Sunday, July 14, 2019

The Song of Deborah

"Village life in Israel ceased, ceased until I, Deborah, arose, arose a mother in Israel" (Judges 5:7).

Just as Israel sang a great song after the victory of God over Pharaoh (Exodus 15), so here in Judges 5 we find an amazing song that celebrated the victory of God over the Canaanites. Let’s consider two aspects of this song today.

First, the song celebrated God’s triumph in terms of the prophecy of Genesis 3:15. That prophecy predicted a war between the woman and the serpent, and between her seed and his seed. The war of the mothers was in sharp focus in the Song of Deborah.

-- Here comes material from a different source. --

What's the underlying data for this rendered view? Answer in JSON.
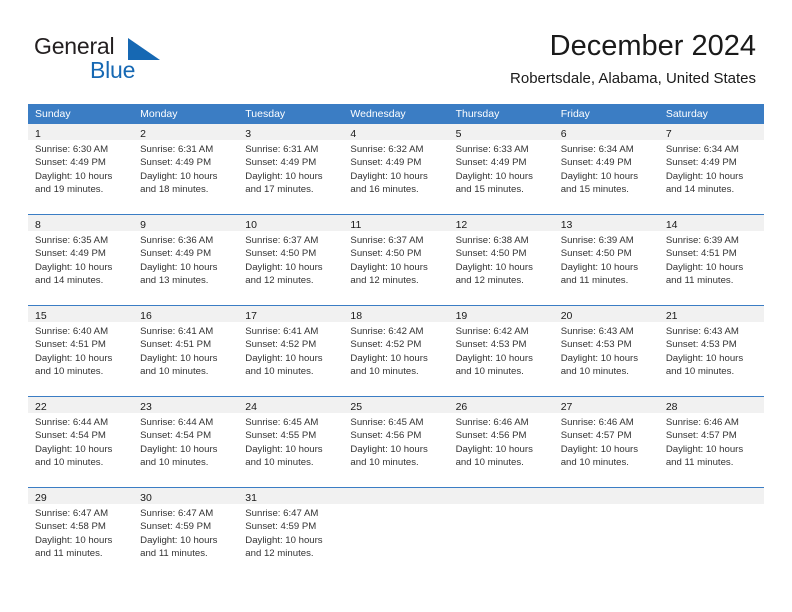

Deborah said that she was the mother for Israel (Judges 5:7). She raised up a godly generation, who were willing to break the idols and fight the holy war. Barak and his army were her spiritual sons, the true seed of the woman.

Deborah ridiculed the mother of Sisera, a savage woman who raised a savage son. She imagined Sisera’s mother thinking about all the fun her son was having raping Israelite women (Judges 5:30). Sisera’s mother looked forward to receiving nice red-dyed garments from the spoil. She would not be disappointed, for her son’s garments were dyed red with his own blood.

Secondly, the song provided a roll call of the tribes, those who showed up to fight and those who did not (Judges 5:13–18). Deborah praised those who came to fight. Their names are recorded for all time: Ephraim, Benjamin, Machir, Zebulun, Issachar, and Naphtali. Deborah ridiculed those who did not come to fight: Reuben, Gilead, and Dan. (The tribes of Judah and Simeon, being far in the south, were not expected to fight in a battle this far north, so they were not mentioned.) As the song was sung at the watering places in Israel (Judges 5:11), those who fought would receive a good reward of praise and those who did not would turn red with shame.

This was the battle of Megiddo (Judges 5:19). The greater battle is Armageddon, fought by the church (the new Deborah) and her Greater Son throughout history against Satan and his seed. At the end will come a new song, a song of judgment, when all of us will find ourselves on one list or the other. Which will you be on?

While some who failed to make the trip to the battle were only ridiculed, those who were near the battle and refused to fight were cursed (Judges 5:23). Spiritual conflict is prevalent in the lives of all true believers. Many, however, shirk their call to wage war, making excuses that fall short of convincing the church, far less God. How would you fare if Deborah was writing her song today?